High-stakes search at DPS
The Durham Public Schools Board of Education embraced a difficult decision Thursday night when it ratified an agreement to usher Superintendent Eric Becoats out of the job he had held for more than three years.
The board might well have dismissed the superintendent for cause, but such cases are difficult and potentially costly to sustain. Instead, they negotiated a settlement that gives Becoats close to $300,000 so that the board can move on to the new leadership the district so acutely needs.
And how it moves on will be critical to a district that has struggled for years with both the perception and, sadly, the reality that it fails to properly educate too many students.
To be fair to Becoats, the district has made progress in his tenure -- but it has been dishearteningly slow and, increasingly in the past eight months, undercut by turmoil surrounding his actions.
Now, the board has an opportunity to recruit a leader who can be transformative, who will turn the highest per-pupil spending in the state into performance that rises well above the nether regions of the state’s school districts.
It is disappointing the board vote to accept Becoats’ resignation split along racial lines. Because members were silent on their reasons for voting yea or nay, and because deliberations on the resignation took place in closed session, it’s impossible to know the motivations and reasoning of anyone’s vote. But the split unavoidably raises the specter of long-standing tension between the board and the African American community.

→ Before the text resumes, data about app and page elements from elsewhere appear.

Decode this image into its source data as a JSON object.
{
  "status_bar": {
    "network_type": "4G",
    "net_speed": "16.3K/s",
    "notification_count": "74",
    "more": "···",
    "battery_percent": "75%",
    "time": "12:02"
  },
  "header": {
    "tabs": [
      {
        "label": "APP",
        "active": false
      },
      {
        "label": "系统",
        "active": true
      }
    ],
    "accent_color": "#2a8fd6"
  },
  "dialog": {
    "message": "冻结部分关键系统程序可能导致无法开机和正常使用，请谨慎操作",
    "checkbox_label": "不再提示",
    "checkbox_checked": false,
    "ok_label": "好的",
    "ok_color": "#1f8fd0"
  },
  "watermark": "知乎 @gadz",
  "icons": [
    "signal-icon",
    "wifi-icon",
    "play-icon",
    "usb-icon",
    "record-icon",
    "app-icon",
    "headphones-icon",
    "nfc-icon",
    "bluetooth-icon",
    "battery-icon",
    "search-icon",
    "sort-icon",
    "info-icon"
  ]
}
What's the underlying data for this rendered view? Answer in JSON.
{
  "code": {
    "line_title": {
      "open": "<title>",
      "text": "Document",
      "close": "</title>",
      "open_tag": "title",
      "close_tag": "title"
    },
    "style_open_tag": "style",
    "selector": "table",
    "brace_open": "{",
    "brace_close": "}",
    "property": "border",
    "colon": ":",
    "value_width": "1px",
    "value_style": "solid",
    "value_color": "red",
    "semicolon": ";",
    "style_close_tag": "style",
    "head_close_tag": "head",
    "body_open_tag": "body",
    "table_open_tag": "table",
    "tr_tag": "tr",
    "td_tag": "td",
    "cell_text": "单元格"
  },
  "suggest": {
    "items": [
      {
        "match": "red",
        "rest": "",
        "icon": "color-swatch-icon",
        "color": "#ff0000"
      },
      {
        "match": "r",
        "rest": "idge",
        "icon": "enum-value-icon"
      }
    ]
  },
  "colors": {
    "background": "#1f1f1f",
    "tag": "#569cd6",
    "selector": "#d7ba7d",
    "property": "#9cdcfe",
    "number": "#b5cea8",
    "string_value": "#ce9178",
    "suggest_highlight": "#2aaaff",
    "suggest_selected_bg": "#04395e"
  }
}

That said, it was encouraging to see the vote devoid of any rancor or hostility, at least in public. And the board proceeded cordially through the remainder of the public meeting.
We hope that apparent collegiality is a prelude to the board’s pulling together to concur on its goals in finding a new superintendent. The process demands the best thinking and intense engagement of the members individually and collectively.
The process needs to be ambitious and demanding. Durham needs -- demands -- a superintendent with a track record of improving low-performing schools, a superintendent whose background includes work in the trenches of classrooms and building leadership, a superintendent who can recruit and motivate a team with a laser-like commitment to success, from the kindergarten classroom to the halls of the Fuller Building. A commitment to transparency and integrity, with perhaps a touch of humility thrown in, we now realize is critical, too.
The school system is at a crossroads. We must pick up the pace of improvement – and certainly cannot lose ground. We must lure families who have fled back to the schools – with sound, top-grade instruction and a refusal to let any outside-of-school distractions deprive boys and girls, young men and women, of their right to a sound education.
The school board made a significant decision Thursday night. Their next moves will be even more significant, and will call for A-plus execution. The community should insist on that – and support it.